**What to work on**
Scan the listing below. Copy each line that contains "subtitle".

**Data shown**
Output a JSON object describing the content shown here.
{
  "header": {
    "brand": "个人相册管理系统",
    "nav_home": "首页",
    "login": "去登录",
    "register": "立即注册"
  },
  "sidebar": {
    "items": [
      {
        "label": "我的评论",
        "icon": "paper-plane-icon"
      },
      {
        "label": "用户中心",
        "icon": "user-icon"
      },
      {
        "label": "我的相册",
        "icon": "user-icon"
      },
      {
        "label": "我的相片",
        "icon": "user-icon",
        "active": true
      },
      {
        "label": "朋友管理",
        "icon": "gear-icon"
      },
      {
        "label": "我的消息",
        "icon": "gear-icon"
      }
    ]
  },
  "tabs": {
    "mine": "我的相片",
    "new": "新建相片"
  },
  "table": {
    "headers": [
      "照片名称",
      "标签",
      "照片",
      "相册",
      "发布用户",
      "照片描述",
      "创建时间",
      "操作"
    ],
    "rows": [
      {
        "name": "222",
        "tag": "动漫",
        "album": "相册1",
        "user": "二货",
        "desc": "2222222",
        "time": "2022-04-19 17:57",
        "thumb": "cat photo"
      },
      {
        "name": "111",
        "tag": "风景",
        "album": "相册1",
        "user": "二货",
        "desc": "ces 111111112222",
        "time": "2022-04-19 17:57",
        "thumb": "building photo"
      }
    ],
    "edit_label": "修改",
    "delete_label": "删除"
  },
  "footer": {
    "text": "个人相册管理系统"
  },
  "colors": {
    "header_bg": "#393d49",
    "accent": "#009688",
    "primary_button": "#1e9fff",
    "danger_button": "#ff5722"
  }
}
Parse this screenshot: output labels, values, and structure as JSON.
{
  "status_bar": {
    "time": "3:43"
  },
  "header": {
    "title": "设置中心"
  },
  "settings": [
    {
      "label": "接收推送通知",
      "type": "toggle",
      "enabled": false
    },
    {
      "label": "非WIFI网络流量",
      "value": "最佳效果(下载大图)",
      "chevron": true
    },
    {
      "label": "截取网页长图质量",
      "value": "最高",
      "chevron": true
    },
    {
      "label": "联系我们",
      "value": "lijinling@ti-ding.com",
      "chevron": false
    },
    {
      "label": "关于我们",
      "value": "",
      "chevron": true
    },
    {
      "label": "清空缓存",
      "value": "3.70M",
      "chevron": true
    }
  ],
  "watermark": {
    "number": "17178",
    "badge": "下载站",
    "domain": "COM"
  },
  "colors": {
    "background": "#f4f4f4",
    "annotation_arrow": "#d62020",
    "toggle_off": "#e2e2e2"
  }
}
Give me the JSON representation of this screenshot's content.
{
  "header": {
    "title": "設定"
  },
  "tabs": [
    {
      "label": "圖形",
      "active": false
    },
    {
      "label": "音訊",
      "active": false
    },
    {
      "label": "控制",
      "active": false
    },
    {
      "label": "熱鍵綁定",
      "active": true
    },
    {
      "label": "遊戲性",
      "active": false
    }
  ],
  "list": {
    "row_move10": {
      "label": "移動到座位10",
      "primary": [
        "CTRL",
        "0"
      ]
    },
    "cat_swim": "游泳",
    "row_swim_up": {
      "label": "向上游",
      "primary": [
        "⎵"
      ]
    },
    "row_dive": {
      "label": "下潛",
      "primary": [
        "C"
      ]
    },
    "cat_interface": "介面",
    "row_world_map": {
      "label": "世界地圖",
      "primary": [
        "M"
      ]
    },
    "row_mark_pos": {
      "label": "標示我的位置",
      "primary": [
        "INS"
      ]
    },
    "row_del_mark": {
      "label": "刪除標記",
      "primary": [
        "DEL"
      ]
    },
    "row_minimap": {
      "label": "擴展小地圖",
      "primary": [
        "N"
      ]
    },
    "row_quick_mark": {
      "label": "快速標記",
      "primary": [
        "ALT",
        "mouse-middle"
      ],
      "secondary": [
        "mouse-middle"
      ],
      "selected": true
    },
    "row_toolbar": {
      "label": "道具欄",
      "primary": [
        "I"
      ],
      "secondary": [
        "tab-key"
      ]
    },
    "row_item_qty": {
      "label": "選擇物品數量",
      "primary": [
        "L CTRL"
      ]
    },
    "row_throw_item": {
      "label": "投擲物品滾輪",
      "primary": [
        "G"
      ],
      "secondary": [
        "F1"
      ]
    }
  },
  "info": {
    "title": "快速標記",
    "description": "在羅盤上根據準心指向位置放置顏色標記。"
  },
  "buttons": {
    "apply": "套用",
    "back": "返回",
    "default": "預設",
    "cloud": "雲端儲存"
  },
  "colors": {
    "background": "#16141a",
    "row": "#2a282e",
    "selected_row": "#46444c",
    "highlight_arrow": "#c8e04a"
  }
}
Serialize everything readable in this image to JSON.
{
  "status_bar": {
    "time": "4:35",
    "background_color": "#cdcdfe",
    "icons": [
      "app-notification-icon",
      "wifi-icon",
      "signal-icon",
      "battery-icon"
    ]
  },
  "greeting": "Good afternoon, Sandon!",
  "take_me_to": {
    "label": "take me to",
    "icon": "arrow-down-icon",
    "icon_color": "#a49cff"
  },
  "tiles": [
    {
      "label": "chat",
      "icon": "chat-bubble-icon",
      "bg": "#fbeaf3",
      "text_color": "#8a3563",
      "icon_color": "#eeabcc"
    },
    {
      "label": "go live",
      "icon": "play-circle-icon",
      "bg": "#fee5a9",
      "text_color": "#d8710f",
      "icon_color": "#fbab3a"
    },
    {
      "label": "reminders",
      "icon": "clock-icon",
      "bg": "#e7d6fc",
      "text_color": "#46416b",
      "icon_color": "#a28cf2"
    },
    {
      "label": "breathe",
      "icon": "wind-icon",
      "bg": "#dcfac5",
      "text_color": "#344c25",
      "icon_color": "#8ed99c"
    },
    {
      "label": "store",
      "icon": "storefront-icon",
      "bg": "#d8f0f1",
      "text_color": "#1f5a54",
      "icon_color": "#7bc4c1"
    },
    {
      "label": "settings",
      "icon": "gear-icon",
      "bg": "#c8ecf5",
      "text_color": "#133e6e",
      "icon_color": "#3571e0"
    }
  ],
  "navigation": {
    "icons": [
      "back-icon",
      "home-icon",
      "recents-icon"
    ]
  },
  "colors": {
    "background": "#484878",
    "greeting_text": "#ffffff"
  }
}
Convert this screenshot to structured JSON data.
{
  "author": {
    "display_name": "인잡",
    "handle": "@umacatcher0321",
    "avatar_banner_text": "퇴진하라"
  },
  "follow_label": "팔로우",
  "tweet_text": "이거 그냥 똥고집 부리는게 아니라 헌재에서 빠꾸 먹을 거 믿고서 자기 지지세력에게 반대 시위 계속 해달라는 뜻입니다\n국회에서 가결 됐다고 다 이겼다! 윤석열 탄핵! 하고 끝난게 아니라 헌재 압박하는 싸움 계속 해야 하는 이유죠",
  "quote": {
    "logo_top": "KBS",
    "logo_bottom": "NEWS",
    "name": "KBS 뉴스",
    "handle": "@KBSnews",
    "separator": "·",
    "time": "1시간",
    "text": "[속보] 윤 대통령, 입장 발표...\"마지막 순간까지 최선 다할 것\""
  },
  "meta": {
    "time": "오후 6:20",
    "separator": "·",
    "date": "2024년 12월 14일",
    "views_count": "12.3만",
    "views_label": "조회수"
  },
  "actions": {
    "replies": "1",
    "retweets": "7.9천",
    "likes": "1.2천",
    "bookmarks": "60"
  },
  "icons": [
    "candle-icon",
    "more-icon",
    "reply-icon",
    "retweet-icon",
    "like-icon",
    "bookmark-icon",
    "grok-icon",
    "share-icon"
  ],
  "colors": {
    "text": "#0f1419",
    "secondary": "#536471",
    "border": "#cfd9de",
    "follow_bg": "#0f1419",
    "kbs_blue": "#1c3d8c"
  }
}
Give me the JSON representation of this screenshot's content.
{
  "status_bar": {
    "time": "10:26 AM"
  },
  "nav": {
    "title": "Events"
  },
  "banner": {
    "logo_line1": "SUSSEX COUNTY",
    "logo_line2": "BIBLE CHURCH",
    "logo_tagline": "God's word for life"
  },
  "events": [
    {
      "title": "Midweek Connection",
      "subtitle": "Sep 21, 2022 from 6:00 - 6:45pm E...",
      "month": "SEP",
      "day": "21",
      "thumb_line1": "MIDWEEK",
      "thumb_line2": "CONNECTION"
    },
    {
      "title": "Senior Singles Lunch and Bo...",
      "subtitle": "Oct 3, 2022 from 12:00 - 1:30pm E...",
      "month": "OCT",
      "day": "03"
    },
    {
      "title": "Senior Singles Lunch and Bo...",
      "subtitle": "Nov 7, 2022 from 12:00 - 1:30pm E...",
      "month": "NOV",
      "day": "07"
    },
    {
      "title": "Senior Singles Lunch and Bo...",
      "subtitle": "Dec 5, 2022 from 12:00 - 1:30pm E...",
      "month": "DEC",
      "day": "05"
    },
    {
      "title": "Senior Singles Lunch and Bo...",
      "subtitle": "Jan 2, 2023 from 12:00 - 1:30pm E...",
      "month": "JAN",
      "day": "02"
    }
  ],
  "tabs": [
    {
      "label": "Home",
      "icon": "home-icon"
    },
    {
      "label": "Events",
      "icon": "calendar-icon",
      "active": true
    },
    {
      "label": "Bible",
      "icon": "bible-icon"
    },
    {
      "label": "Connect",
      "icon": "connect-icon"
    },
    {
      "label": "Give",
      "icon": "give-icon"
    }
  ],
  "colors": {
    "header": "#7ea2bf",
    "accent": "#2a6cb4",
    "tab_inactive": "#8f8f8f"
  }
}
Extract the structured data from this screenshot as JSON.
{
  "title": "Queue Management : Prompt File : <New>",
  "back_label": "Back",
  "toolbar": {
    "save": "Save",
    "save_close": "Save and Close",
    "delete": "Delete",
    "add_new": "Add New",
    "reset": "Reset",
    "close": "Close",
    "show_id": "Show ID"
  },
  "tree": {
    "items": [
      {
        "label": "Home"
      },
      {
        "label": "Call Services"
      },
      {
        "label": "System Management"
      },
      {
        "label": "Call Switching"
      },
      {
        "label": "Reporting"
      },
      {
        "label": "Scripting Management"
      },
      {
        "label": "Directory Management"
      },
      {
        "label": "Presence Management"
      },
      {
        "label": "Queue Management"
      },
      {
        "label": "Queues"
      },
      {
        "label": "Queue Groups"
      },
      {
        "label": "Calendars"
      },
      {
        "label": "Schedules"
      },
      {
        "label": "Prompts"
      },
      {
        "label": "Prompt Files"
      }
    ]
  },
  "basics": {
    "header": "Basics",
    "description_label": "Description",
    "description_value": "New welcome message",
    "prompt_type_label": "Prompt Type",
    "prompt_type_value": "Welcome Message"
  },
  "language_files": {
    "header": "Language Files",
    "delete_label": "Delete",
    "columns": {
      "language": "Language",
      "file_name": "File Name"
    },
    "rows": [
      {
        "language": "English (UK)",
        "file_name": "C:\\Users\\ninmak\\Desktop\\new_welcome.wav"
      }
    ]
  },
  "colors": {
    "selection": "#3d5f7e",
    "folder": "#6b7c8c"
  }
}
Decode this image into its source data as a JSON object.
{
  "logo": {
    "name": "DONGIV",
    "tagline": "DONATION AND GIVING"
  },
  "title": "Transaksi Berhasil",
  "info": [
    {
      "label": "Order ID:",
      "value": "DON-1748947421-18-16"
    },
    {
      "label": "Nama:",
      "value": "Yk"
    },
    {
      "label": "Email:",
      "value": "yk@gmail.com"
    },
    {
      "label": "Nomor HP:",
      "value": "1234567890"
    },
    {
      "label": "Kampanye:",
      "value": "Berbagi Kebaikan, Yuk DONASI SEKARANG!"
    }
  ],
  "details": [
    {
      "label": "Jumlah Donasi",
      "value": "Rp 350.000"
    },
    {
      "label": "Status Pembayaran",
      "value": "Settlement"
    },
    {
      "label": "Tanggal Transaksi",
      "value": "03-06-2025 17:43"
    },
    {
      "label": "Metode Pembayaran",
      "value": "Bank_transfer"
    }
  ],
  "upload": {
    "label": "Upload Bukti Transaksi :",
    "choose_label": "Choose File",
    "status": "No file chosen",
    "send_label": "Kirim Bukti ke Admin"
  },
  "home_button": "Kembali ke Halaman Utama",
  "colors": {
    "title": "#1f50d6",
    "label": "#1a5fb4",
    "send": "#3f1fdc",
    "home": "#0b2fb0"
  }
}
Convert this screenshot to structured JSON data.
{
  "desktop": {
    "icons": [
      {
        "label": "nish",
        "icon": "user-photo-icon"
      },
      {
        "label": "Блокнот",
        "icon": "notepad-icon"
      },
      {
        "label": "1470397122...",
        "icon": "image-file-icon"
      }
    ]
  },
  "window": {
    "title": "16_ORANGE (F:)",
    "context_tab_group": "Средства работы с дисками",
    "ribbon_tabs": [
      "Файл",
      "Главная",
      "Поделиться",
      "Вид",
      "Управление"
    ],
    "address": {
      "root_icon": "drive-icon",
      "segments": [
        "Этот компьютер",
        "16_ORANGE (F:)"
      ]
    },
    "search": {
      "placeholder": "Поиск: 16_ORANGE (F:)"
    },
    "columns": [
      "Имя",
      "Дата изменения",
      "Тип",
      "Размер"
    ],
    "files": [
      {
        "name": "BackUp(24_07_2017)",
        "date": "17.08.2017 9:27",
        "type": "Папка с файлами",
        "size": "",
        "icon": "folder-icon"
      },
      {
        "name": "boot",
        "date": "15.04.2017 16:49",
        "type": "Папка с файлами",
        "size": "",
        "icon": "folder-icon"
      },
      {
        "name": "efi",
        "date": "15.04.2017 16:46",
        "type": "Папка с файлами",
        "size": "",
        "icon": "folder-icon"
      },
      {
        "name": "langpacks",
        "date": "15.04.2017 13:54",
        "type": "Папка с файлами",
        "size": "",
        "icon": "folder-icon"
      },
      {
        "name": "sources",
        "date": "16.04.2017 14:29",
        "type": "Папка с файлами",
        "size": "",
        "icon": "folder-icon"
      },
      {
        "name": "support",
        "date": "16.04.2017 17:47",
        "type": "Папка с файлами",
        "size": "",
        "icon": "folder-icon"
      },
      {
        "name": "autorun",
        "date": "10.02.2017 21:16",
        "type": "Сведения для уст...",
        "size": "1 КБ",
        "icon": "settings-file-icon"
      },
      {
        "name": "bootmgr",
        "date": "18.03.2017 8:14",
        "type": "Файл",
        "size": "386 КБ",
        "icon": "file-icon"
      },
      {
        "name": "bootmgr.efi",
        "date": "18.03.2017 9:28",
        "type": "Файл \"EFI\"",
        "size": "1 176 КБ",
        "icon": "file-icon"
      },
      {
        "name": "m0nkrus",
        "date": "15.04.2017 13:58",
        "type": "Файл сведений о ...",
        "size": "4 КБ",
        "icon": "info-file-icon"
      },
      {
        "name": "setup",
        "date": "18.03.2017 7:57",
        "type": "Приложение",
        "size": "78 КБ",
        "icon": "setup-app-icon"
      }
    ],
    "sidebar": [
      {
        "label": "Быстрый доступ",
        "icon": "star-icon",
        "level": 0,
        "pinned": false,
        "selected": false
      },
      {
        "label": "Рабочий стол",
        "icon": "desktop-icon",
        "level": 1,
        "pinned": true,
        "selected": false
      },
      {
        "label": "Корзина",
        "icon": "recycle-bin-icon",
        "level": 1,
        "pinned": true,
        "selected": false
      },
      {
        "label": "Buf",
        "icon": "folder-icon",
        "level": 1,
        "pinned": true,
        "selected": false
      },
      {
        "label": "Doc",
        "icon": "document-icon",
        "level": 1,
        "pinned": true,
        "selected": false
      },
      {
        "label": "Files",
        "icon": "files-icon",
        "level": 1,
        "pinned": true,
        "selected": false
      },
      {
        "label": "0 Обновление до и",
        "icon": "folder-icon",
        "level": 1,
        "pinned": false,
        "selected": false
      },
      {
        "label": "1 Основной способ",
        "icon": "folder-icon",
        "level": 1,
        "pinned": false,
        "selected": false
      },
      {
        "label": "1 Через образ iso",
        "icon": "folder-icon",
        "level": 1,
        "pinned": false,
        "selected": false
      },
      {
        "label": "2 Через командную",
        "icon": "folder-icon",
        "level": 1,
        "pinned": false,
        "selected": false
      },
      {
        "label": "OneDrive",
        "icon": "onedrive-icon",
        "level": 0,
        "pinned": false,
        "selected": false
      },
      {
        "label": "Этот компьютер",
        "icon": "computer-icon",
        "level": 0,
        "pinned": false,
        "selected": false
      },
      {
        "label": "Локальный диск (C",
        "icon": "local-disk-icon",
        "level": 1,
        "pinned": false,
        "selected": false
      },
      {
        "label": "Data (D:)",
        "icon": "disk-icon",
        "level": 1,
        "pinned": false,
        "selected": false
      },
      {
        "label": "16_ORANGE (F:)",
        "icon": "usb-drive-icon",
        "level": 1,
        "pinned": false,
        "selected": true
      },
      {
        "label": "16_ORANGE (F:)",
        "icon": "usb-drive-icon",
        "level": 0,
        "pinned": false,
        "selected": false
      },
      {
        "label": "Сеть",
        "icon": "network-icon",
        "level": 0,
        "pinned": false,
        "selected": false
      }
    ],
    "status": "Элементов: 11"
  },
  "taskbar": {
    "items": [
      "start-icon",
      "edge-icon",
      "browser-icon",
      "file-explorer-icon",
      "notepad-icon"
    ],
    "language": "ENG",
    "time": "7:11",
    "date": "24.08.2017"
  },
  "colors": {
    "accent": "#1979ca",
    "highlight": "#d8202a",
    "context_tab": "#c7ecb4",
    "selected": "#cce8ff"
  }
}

**Task output**
      "subtitle": "Sep 21, 2022 from 6:00 - 6:45pm E...",
      "subtitle": "Oct 3, 2022 from 12:00 - 1:30pm E...",
      "subtitle": "Nov 7, 2022 from 12:00 - 1:30pm E...",
      "subtitle": "Dec 5, 2022 from 12:00 - 1:30pm E...",
      "subtitle": "Jan 2, 2023 from 12:00 - 1:30pm E...",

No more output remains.